PROBLEM REQUIREMENTS:
Restate the data below word for word. Leave the images out.

DATA FOR ANALYSIS:
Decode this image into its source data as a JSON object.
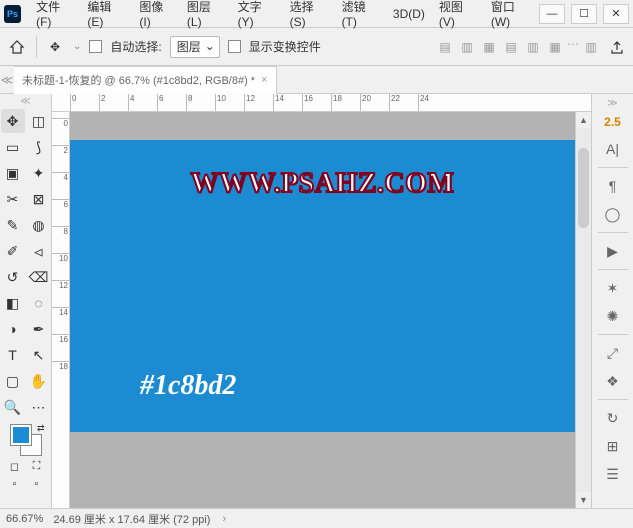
{
  "menubar": {
    "items": [
      "文件(F)",
      "编辑(E)",
      "图像(I)",
      "图层(L)",
      "文字(Y)",
      "选择(S)",
      "滤镜(T)",
      "3D(D)",
      "视图(V)",
      "窗口(W)"
    ]
  },
  "app_logo_text": "Ps",
  "options": {
    "auto_select_label": "自动选择:",
    "target_dropdown": "图层",
    "show_transform_label": "显示变换控件"
  },
  "tab": {
    "title": "未标题-1-恢复的 @ 66.7% (#1c8bd2, RGB/8#) *"
  },
  "ruler_h": [
    "0",
    "2",
    "4",
    "6",
    "8",
    "10",
    "12",
    "14",
    "16",
    "18",
    "20",
    "22",
    "24"
  ],
  "ruler_v": [
    "0",
    "2",
    "4",
    "6",
    "8",
    "10",
    "12",
    "14",
    "16",
    "18"
  ],
  "canvas": {
    "bg_color": "#1c8bd2",
    "url_text": "WWW.PSAHZ.COM",
    "color_code": "#1c8bd2"
  },
  "foreground_color": "#1c8bd2",
  "right_panel": {
    "value": "2.5"
  },
  "status": {
    "zoom": "66.67%",
    "dims": "24.69 厘米 x 17.64 厘米 (72 ppi)"
  }
}
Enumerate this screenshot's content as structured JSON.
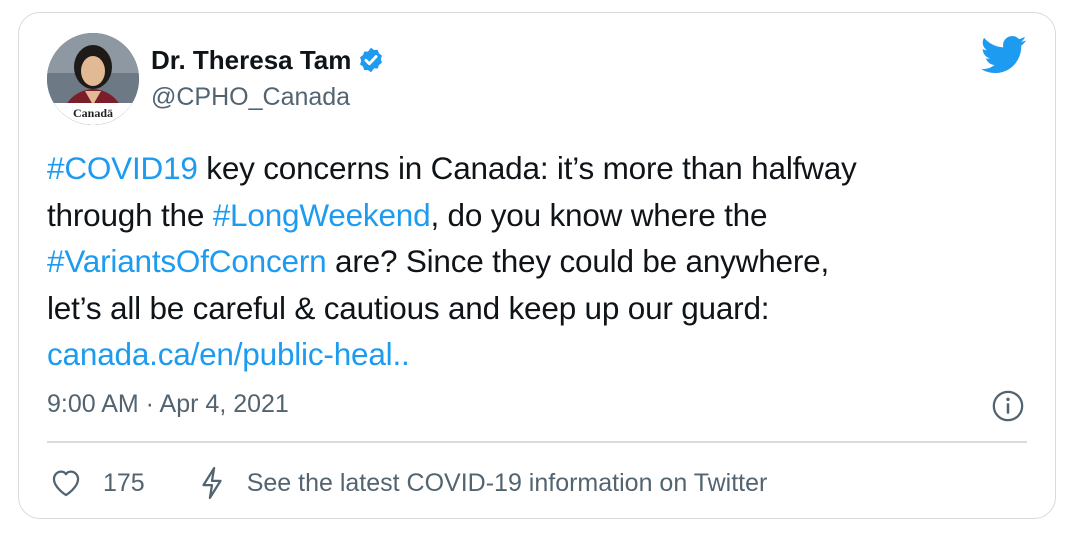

SOLUTION TO THE EXERCISE:
Decode this image into its source data as a JSON object.
{
  "menubar": {
    "items": [
      "文件(F)",
      "编辑(E)",
      "图像(I)",
      "图层(L)",
      "文字(Y)",
      "选择(S)",
      "滤镜(T)",
      "3D(D)",
      "视图(V)",
      "窗口(W)"
    ]
  },
  "app_logo_text": "Ps",
  "options": {
    "auto_select_label": "自动选择:",
    "target_dropdown": "图层",
    "show_transform_label": "显示变换控件"
  },
  "tab": {
    "title": "未标题-1-恢复的 @ 66.7% (#1c8bd2, RGB/8#) *"
  },
  "ruler_h": [
    "0",
    "2",
    "4",
    "6",
    "8",
    "10",
    "12",
    "14",
    "16",
    "18",
    "20",
    "22",
    "24"
  ],
  "ruler_v": [
    "0",
    "2",
    "4",
    "6",
    "8",
    "10",
    "12",
    "14",
    "16",
    "18"
  ],
  "canvas": {
    "bg_color": "#1c8bd2",
    "url_text": "WWW.PSAHZ.COM",
    "color_code": "#1c8bd2"
  },
  "foreground_color": "#1c8bd2",
  "right_panel": {
    "value": "2.5"
  },
  "status": {
    "zoom": "66.67%",
    "dims": "24.69 厘米 x 17.64 厘米 (72 ppi)"
  }
}
Enumerate this screenshot's content as structured JSON.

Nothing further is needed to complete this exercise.